Project management and planning errors are often an important cause of the failures described in this blog, so I read the recent book Race Through the Forest with great interest. The book was written by Timothy L. Johnson, author of the respected and popular project management blog Carpe Factum. Timothy is a consultant who also teaches courses in the MBA program at Drake University.
Race Through the Forest offers many project management lessons, using an unusual writing and teaching approach. Instead of being a dry project management textbook, it is written as a short novel — in fact, the book is subtitled A Project Management Fable. This novel is carefully crafted to present project management issues in a readable, light, and engaging format.
The book starts by establishing the context, which consists of two sisters running a well-established business called Forest Industries. The sisters make a “bet the company” wager, creating two competitive teams to design and build the next-generation product for the company. One team uses careful project management and planning, with all the attendant delays and management frustrations associated with formal techniques. The other team dives in quickly, hoping against hope to achieve immediate results. Without giving away the story, let’s just say the book traces both teams as they struggle to build their product.
Along the way, Timothy seamlessly weaves in project management lessons, teaching through an engaging and easy-to-read writing style. In a sense, the book is similar to a business school case study only on a larger scale. Timothy is an expert in the field and I enjoyed reading the book.
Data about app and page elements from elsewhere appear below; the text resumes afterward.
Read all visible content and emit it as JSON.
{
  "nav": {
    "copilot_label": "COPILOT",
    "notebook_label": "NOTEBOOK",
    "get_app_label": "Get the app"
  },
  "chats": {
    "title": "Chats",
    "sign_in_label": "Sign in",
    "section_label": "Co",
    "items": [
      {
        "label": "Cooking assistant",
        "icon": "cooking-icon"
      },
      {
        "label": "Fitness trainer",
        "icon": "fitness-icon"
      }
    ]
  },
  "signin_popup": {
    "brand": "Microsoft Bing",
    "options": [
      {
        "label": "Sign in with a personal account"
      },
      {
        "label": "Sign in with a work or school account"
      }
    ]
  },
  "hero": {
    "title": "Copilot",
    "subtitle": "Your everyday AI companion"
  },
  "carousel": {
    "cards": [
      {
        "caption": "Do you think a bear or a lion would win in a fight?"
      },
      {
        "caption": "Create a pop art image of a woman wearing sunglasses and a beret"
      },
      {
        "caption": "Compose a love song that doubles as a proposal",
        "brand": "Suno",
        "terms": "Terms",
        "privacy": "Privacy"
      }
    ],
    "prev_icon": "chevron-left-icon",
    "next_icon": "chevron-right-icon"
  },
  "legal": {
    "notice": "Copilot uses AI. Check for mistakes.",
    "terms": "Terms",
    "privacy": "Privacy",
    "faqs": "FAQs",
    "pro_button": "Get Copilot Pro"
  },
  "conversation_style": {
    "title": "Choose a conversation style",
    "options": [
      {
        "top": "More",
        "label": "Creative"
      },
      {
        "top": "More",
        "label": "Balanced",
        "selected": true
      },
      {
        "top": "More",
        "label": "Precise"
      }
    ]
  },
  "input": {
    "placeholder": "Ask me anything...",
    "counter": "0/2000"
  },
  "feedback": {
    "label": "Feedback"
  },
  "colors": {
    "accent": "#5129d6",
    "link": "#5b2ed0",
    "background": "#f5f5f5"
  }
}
Title: Race Through the Forest
Author: Timothy L. Johnson
Publisher: Tiberius Publications